— Data —
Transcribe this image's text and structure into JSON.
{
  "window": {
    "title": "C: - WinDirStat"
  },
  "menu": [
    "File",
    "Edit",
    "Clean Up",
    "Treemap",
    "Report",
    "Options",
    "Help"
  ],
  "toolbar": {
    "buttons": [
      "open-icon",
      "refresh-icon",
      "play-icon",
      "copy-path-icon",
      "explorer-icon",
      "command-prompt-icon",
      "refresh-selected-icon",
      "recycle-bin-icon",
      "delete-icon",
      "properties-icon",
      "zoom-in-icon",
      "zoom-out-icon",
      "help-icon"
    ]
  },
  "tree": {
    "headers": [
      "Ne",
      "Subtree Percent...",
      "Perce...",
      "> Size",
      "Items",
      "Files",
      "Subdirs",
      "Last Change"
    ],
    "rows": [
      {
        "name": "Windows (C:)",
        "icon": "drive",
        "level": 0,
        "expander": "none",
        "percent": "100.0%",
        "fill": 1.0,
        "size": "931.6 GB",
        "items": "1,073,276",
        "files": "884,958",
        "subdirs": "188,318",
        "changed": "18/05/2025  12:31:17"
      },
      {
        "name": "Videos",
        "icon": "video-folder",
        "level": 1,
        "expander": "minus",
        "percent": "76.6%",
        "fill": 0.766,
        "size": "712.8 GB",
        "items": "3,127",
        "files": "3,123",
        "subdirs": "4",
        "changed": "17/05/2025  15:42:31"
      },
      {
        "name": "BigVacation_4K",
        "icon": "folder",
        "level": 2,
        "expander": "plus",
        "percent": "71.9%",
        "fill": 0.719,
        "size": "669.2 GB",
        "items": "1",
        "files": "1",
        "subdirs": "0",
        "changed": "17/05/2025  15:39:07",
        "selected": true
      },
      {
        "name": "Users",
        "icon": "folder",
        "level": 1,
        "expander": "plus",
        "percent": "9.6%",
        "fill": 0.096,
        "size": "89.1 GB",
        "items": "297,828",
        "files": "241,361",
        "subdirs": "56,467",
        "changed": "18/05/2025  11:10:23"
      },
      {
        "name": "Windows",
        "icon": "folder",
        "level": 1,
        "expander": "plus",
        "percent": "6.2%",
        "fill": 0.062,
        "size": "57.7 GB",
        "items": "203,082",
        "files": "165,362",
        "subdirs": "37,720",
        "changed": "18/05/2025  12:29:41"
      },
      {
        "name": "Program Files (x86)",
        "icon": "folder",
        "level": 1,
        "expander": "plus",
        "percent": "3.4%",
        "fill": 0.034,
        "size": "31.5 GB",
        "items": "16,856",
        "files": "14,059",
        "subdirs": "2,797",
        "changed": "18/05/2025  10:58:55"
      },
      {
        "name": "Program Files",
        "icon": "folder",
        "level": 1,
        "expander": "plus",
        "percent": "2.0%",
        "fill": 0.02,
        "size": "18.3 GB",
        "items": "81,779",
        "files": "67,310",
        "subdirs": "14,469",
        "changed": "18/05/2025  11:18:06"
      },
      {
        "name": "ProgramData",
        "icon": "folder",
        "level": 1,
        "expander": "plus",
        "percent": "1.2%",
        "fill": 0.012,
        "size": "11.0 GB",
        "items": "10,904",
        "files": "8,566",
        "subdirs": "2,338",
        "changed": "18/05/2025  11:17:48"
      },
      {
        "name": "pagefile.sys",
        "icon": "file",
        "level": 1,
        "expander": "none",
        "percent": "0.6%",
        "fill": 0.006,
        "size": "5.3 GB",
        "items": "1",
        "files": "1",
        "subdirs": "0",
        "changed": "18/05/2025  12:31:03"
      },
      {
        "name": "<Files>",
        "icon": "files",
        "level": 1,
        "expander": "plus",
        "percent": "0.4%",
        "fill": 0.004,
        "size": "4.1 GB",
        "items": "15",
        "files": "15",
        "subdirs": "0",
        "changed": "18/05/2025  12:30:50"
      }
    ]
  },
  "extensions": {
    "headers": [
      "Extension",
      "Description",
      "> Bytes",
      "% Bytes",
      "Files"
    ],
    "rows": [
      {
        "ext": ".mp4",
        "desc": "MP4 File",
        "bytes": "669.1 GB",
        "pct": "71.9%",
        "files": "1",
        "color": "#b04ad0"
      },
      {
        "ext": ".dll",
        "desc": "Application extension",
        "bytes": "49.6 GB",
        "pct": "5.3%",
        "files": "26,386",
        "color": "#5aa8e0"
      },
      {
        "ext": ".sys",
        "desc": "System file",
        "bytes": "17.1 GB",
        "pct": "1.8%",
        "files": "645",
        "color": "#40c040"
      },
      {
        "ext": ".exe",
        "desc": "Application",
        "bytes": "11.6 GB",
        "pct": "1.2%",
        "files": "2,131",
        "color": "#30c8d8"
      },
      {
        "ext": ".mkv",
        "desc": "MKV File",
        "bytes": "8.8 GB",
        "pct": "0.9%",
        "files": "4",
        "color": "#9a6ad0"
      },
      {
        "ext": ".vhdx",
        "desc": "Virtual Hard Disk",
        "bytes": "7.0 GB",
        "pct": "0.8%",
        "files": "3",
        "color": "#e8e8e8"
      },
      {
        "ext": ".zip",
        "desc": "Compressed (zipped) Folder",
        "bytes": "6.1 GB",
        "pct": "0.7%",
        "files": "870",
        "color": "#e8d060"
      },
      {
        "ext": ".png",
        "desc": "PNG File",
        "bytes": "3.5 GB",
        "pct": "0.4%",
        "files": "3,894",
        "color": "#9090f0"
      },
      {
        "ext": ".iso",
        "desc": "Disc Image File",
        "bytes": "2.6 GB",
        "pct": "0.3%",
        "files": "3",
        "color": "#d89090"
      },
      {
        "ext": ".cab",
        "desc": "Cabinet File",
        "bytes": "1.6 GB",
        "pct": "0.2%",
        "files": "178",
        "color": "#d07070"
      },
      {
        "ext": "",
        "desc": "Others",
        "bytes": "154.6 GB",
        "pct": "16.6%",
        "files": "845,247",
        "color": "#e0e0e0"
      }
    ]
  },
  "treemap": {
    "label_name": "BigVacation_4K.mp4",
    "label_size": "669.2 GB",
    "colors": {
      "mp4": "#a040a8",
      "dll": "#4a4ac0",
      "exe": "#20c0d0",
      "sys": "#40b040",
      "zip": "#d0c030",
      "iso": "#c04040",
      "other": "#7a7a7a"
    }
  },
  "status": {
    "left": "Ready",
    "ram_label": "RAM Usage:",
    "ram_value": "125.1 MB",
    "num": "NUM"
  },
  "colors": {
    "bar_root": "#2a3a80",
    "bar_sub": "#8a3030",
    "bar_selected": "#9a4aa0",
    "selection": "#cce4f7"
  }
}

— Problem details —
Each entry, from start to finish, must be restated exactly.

— Reply to the exercise —
Transcribe this image's text and structure into JSON.
{
  "window": {
    "title": "C: - WinDirStat"
  },
  "menu": [
    "File",
    "Edit",
    "Clean Up",
    "Treemap",
    "Report",
    "Options",
    "Help"
  ],
  "toolbar": {
    "buttons": [
      "open-icon",
      "refresh-icon",
      "play-icon",
      "copy-path-icon",
      "explorer-icon",
      "command-prompt-icon",
      "refresh-selected-icon",
      "recycle-bin-icon",
      "delete-icon",
      "properties-icon",
      "zoom-in-icon",
      "zoom-out-icon",
      "help-icon"
    ]
  },
  "tree": {
    "headers": [
      "Ne",
      "Subtree Percent...",
      "Perce...",
      "> Size",
      "Items",
      "Files",
      "Subdirs",
      "Last Change"
    ],
    "rows": [
      {
        "name": "Windows (C:)",
        "icon": "drive",
        "level": 0,
        "expander": "none",
        "percent": "100.0%",
        "fill": 1.0,
        "size": "931.6 GB",
        "items": "1,073,276",
        "files": "884,958",
        "subdirs": "188,318",
        "changed": "18/05/2025  12:31:17"
      },
      {
        "name": "Videos",
        "icon": "video-folder",
        "level": 1,
        "expander": "minus",
        "percent": "76.6%",
        "fill": 0.766,
        "size": "712.8 GB",
        "items": "3,127",
        "files": "3,123",
        "subdirs": "4",
        "changed": "17/05/2025  15:42:31"
      },
      {
        "name": "BigVacation_4K",
        "icon": "folder",
        "level": 2,
        "expander": "plus",
        "percent": "71.9%",
        "fill": 0.719,
        "size": "669.2 GB",
        "items": "1",
        "files": "1",
        "subdirs": "0",
        "changed": "17/05/2025  15:39:07",
        "selected": true
      },
      {
        "name": "Users",
        "icon": "folder",
        "level": 1,
        "expander": "plus",
        "percent": "9.6%",
        "fill": 0.096,
        "size": "89.1 GB",
        "items": "297,828",
        "files": "241,361",
        "subdirs": "56,467",
        "changed": "18/05/2025  11:10:23"
      },
      {
        "name": "Windows",
        "icon": "folder",
        "level": 1,
        "expander": "plus",
        "percent": "6.2%",
        "fill": 0.062,
        "size": "57.7 GB",
        "items": "203,082",
        "files": "165,362",
        "subdirs": "37,720",
        "changed": "18/05/2025  12:29:41"
      },
      {
        "name": "Program Files (x86)",
        "icon": "folder",
        "level": 1,
        "expander": "plus",
        "percent": "3.4%",
        "fill": 0.034,
        "size": "31.5 GB",
        "items": "16,856",
        "files": "14,059",
        "subdirs": "2,797",
        "changed": "18/05/2025  10:58:55"
      },
      {
        "name": "Program Files",
        "icon": "folder",
        "level": 1,
        "expander": "plus",
        "percent": "2.0%",
        "fill": 0.02,
        "size": "18.3 GB",
        "items": "81,779",
        "files": "67,310",
        "subdirs": "14,469",
        "changed": "18/05/2025  11:18:06"
      },
      {
        "name": "ProgramData",
        "icon": "folder",
        "level": 1,
        "expander": "plus",
        "percent": "1.2%",
        "fill": 0.012,
        "size": "11.0 GB",
        "items": "10,904",
        "files": "8,566",
        "subdirs": "2,338",
        "changed": "18/05/2025  11:17:48"
      },
      {
        "name": "pagefile.sys",
        "icon": "file",
        "level": 1,
        "expander": "none",
        "percent": "0.6%",
        "fill": 0.006,
        "size": "5.3 GB",
        "items": "1",
        "files": "1",
        "subdirs": "0",
        "changed": "18/05/2025  12:31:03"
      },
      {
        "name": "<Files>",
        "icon": "files",
        "level": 1,
        "expander": "plus",
        "percent": "0.4%",
        "fill": 0.004,
        "size": "4.1 GB",
        "items": "15",
        "files": "15",
        "subdirs": "0",
        "changed": "18/05/2025  12:30:50"
      }
    ]
  },
  "extensions": {
    "headers": [
      "Extension",
      "Description",
      "> Bytes",
      "% Bytes",
      "Files"
    ],
    "rows": [
      {
        "ext": ".mp4",
        "desc": "MP4 File",
        "bytes": "669.1 GB",
        "pct": "71.9%",
        "files": "1",
        "color": "#b04ad0"
      },
      {
        "ext": ".dll",
        "desc": "Application extension",
        "bytes": "49.6 GB",
        "pct": "5.3%",
        "files": "26,386",
        "color": "#5aa8e0"
      },
      {
        "ext": ".sys",
        "desc": "System file",
        "bytes": "17.1 GB",
        "pct": "1.8%",
        "files": "645",
        "color": "#40c040"
      },
      {
        "ext": ".exe",
        "desc": "Application",
        "bytes": "11.6 GB",
        "pct": "1.2%",
        "files": "2,131",
        "color": "#30c8d8"
      },
      {
        "ext": ".mkv",
        "desc": "MKV File",
        "bytes": "8.8 GB",
        "pct": "0.9%",
        "files": "4",
        "color": "#9a6ad0"
      },
      {
        "ext": ".vhdx",
        "desc": "Virtual Hard Disk",
        "bytes": "7.0 GB",
        "pct": "0.8%",
        "files": "3",
        "color": "#e8e8e8"
      },
      {
        "ext": ".zip",
        "desc": "Compressed (zipped) Folder",
        "bytes": "6.1 GB",
        "pct": "0.7%",
        "files": "870",
        "color": "#e8d060"
      },
      {
        "ext": ".png",
        "desc": "PNG File",
        "bytes": "3.5 GB",
        "pct": "0.4%",
        "files": "3,894",
        "color": "#9090f0"
      },
      {
        "ext": ".iso",
        "desc": "Disc Image File",
        "bytes": "2.6 GB",
        "pct": "0.3%",
        "files": "3",
        "color": "#d89090"
      },
      {
        "ext": ".cab",
        "desc": "Cabinet File",
        "bytes": "1.6 GB",
        "pct": "0.2%",
        "files": "178",
        "color": "#d07070"
      },
      {
        "ext": "",
        "desc": "Others",
        "bytes": "154.6 GB",
        "pct": "16.6%",
        "files": "845,247",
        "color": "#e0e0e0"
      }
    ]
  },
  "treemap": {
    "label_name": "BigVacation_4K.mp4",
    "label_size": "669.2 GB",
    "colors": {
      "mp4": "#a040a8",
      "dll": "#4a4ac0",
      "exe": "#20c0d0",
      "sys": "#40b040",
      "zip": "#d0c030",
      "iso": "#c04040",
      "other": "#7a7a7a"
    }
  },
  "status": {
    "left": "Ready",
    "ram_label": "RAM Usage:",
    "ram_value": "125.1 MB",
    "num": "NUM"
  },
  "colors": {
    "bar_root": "#2a3a80",
    "bar_sub": "#8a3030",
    "bar_selected": "#9a4aa0",
    "selection": "#cce4f7"
  }
}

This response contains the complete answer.